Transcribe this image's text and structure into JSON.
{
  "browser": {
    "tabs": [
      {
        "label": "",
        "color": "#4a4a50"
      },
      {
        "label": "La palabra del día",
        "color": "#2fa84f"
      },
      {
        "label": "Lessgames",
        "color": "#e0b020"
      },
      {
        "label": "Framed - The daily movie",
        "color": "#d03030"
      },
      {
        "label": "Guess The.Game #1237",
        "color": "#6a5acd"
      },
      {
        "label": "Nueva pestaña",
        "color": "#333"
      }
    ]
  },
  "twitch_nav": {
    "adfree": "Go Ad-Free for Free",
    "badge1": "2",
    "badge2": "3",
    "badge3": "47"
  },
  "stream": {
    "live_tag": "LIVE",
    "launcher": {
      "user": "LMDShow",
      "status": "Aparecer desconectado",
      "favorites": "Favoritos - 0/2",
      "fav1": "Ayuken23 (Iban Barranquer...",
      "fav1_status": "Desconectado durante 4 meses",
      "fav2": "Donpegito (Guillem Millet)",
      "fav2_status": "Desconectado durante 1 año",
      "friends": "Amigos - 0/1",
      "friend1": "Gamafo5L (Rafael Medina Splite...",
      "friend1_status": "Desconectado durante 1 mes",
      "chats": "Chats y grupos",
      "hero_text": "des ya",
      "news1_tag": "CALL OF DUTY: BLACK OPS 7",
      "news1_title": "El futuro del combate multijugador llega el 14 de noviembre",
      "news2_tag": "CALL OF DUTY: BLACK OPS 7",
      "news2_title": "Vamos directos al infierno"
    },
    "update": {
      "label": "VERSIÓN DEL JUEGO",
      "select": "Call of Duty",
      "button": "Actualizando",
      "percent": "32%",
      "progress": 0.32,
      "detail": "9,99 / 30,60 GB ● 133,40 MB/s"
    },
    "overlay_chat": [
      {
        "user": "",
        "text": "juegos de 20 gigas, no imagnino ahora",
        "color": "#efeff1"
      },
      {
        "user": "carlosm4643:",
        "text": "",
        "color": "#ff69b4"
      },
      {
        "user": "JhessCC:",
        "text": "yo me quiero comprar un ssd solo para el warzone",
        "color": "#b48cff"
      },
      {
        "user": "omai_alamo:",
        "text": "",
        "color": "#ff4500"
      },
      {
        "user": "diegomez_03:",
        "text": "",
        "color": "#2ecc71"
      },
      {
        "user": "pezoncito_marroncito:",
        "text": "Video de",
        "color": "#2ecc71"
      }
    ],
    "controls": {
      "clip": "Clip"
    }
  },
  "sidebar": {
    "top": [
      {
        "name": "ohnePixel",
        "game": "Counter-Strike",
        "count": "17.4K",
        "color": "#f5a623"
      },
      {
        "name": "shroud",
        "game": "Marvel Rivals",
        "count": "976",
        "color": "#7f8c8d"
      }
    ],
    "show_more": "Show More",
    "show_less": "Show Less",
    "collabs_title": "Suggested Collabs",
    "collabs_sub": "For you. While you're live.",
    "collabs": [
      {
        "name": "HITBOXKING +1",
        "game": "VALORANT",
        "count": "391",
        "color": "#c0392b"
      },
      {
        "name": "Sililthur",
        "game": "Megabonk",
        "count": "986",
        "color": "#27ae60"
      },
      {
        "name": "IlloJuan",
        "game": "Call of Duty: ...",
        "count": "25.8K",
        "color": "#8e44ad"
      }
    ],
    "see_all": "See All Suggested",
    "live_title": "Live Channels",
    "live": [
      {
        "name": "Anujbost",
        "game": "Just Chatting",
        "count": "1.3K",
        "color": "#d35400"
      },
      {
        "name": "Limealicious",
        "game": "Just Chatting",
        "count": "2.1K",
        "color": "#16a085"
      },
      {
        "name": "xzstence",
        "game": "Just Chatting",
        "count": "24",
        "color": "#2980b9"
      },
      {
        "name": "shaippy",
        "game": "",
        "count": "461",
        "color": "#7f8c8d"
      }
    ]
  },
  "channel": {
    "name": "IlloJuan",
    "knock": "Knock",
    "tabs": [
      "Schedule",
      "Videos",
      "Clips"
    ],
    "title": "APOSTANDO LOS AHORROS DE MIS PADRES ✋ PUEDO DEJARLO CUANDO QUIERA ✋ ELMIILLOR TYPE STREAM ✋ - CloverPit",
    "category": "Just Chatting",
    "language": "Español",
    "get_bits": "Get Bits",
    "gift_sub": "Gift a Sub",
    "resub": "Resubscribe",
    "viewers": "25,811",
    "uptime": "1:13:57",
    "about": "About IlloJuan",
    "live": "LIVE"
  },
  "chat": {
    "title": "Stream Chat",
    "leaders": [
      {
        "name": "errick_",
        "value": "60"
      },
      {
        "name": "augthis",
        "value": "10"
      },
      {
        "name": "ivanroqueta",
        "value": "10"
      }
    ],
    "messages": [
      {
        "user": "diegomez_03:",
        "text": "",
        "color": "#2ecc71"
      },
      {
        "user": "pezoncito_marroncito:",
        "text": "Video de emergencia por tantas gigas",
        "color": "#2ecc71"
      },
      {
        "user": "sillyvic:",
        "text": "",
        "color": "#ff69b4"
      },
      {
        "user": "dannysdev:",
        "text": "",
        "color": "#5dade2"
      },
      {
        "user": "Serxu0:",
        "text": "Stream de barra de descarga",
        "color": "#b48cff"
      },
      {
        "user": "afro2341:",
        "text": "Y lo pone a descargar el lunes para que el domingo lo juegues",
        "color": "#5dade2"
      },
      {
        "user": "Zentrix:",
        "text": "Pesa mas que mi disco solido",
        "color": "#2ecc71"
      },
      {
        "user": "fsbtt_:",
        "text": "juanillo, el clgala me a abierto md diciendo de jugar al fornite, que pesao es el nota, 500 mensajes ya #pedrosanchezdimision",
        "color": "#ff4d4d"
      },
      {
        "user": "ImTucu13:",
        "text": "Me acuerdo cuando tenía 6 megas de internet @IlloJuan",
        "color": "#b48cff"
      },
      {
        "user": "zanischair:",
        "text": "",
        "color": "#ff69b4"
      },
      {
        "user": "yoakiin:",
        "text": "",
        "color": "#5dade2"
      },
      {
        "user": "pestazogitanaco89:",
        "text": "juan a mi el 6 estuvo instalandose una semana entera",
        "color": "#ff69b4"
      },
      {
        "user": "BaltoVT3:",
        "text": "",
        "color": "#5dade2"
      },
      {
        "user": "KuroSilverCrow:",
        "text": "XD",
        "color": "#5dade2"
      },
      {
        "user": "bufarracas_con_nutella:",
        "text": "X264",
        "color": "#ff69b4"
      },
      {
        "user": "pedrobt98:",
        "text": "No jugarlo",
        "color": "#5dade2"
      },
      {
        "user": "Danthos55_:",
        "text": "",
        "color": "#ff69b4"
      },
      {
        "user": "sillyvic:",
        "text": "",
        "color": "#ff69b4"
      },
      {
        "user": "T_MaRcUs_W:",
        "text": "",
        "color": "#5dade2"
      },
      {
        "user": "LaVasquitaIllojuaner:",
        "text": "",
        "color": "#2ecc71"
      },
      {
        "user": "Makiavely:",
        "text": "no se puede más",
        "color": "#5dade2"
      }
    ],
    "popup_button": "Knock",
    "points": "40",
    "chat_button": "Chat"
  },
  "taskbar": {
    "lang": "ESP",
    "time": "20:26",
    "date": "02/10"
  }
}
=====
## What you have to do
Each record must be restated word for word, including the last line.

## Response to this task
Transcribe this image's text and structure into JSON.
{
  "browser": {
    "tabs": [
      {
        "label": "",
        "color": "#4a4a50"
      },
      {
        "label": "La palabra del día",
        "color": "#2fa84f"
      },
      {
        "label": "Lessgames",
        "color": "#e0b020"
      },
      {
        "label": "Framed - The daily movie",
        "color": "#d03030"
      },
      {
        "label": "Guess The.Game #1237",
        "color": "#6a5acd"
      },
      {
        "label": "Nueva pestaña",
        "color": "#333"
      }
    ]
  },
  "twitch_nav": {
    "adfree": "Go Ad-Free for Free",
    "badge1": "2",
    "badge2": "3",
    "badge3": "47"
  },
  "stream": {
    "live_tag": "LIVE",
    "launcher": {
      "user": "LMDShow",
      "status": "Aparecer desconectado",
      "favorites": "Favoritos - 0/2",
      "fav1": "Ayuken23 (Iban Barranquer...",
      "fav1_status": "Desconectado durante 4 meses",
      "fav2": "Donpegito (Guillem Millet)",
      "fav2_status": "Desconectado durante 1 año",
      "friends": "Amigos - 0/1",
      "friend1": "Gamafo5L (Rafael Medina Splite...",
      "friend1_status": "Desconectado durante 1 mes",
      "chats": "Chats y grupos",
      "hero_text": "des ya",
      "news1_tag": "CALL OF DUTY: BLACK OPS 7",
      "news1_title": "El futuro del combate multijugador llega el 14 de noviembre",
      "news2_tag": "CALL OF DUTY: BLACK OPS 7",
      "news2_title": "Vamos directos al infierno"
    },
    "update": {
      "label": "VERSIÓN DEL JUEGO",
      "select": "Call of Duty",
      "button": "Actualizando",
      "percent": "32%",
      "progress": 0.32,
      "detail": "9,99 / 30,60 GB ● 133,40 MB/s"
    },
    "overlay_chat": [
      {
        "user": "",
        "text": "juegos de 20 gigas, no imagnino ahora",
        "color": "#efeff1"
      },
      {
        "user": "carlosm4643:",
        "text": "",
        "color": "#ff69b4"
      },
      {
        "user": "JhessCC:",
        "text": "yo me quiero comprar un ssd solo para el warzone",
        "color": "#b48cff"
      },
      {
        "user": "omai_alamo:",
        "text": "",
        "color": "#ff4500"
      },
      {
        "user": "diegomez_03:",
        "text": "",
        "color": "#2ecc71"
      },
      {
        "user": "pezoncito_marroncito:",
        "text": "Video de",
        "color": "#2ecc71"
      }
    ],
    "controls": {
      "clip": "Clip"
    }
  },
  "sidebar": {
    "top": [
      {
        "name": "ohnePixel",
        "game": "Counter-Strike",
        "count": "17.4K",
        "color": "#f5a623"
      },
      {
        "name": "shroud",
        "game": "Marvel Rivals",
        "count": "976",
        "color": "#7f8c8d"
      }
    ],
    "show_more": "Show More",
    "show_less": "Show Less",
    "collabs_title": "Suggested Collabs",
    "collabs_sub": "For you. While you're live.",
    "collabs": [
      {
        "name": "HITBOXKING +1",
        "game": "VALORANT",
        "count": "391",
        "color": "#c0392b"
      },
      {
        "name": "Sililthur",
        "game": "Megabonk",
        "count": "986",
        "color": "#27ae60"
      },
      {
        "name": "IlloJuan",
        "game": "Call of Duty: ...",
        "count": "25.8K",
        "color": "#8e44ad"
      }
    ],
    "see_all": "See All Suggested",
    "live_title": "Live Channels",
    "live": [
      {
        "name": "Anujbost",
        "game": "Just Chatting",
        "count": "1.3K",
        "color": "#d35400"
      },
      {
        "name": "Limealicious",
        "game": "Just Chatting",
        "count": "2.1K",
        "color": "#16a085"
      },
      {
        "name": "xzstence",
        "game": "Just Chatting",
        "count": "24",
        "color": "#2980b9"
      },
      {
        "name": "shaippy",
        "game": "",
        "count": "461",
        "color": "#7f8c8d"
      }
    ]
  },
  "channel": {
    "name": "IlloJuan",
    "knock": "Knock",
    "tabs": [
      "Schedule",
      "Videos",
      "Clips"
    ],
    "title": "APOSTANDO LOS AHORROS DE MIS PADRES ✋ PUEDO DEJARLO CUANDO QUIERA ✋ ELMIILLOR TYPE STREAM ✋ - CloverPit",
    "category": "Just Chatting",
    "language": "Español",
    "get_bits": "Get Bits",
    "gift_sub": "Gift a Sub",
    "resub": "Resubscribe",
    "viewers": "25,811",
    "uptime": "1:13:57",
    "about": "About IlloJuan",
    "live": "LIVE"
  },
  "chat": {
    "title": "Stream Chat",
    "leaders": [
      {
        "name": "errick_",
        "value": "60"
      },
      {
        "name": "augthis",
        "value": "10"
      },
      {
        "name": "ivanroqueta",
        "value": "10"
      }
    ],
    "messages": [
      {
        "user": "diegomez_03:",
        "text": "",
        "color": "#2ecc71"
      },
      {
        "user": "pezoncito_marroncito:",
        "text": "Video de emergencia por tantas gigas",
        "color": "#2ecc71"
      },
      {
        "user": "sillyvic:",
        "text": "",
        "color": "#ff69b4"
      },
      {
        "user": "dannysdev:",
        "text": "",
        "color": "#5dade2"
      },
      {
        "user": "Serxu0:",
        "text": "Stream de barra de descarga",
        "color": "#b48cff"
      },
      {
        "user": "afro2341:",
        "text": "Y lo pone a descargar el lunes para que el domingo lo juegues",
        "color": "#5dade2"
      },
      {
        "user": "Zentrix:",
        "text": "Pesa mas que mi disco solido",
        "color": "#2ecc71"
      },
      {
        "user": "fsbtt_:",
        "text": "juanillo, el clgala me a abierto md diciendo de jugar al fornite, que pesao es el nota, 500 mensajes ya #pedrosanchezdimision",
        "color": "#ff4d4d"
      },
      {
        "user": "ImTucu13:",
        "text": "Me acuerdo cuando tenía 6 megas de internet @IlloJuan",
        "color": "#b48cff"
      },
      {
        "user": "zanischair:",
        "text": "",
        "color": "#ff69b4"
      },
      {
        "user": "yoakiin:",
        "text": "",
        "color": "#5dade2"
      },
      {
        "user": "pestazogitanaco89:",
        "text": "juan a mi el 6 estuvo instalandose una semana entera",
        "color": "#ff69b4"
      },
      {
        "user": "BaltoVT3:",
        "text": "",
        "color": "#5dade2"
      },
      {
        "user": "KuroSilverCrow:",
        "text": "XD",
        "color": "#5dade2"
      },
      {
        "user": "bufarracas_con_nutella:",
        "text": "X264",
        "color": "#ff69b4"
      },
      {
        "user": "pedrobt98:",
        "text": "No jugarlo",
        "color": "#5dade2"
      },
      {
        "user": "Danthos55_:",
        "text": "",
        "color": "#ff69b4"
      },
      {
        "user": "sillyvic:",
        "text": "",
        "color": "#ff69b4"
      },
      {
        "user": "T_MaRcUs_W:",
        "text": "",
        "color": "#5dade2"
      },
      {
        "user": "LaVasquitaIllojuaner:",
        "text": "",
        "color": "#2ecc71"
      },
      {
        "user": "Makiavely:",
        "text": "no se puede más",
        "color": "#5dade2"
      }
    ],
    "popup_button": "Knock",
    "points": "40",
    "chat_button": "Chat"
  },
  "taskbar": {
    "lang": "ESP",
    "time": "20:26",
    "date": "02/10"
  }
}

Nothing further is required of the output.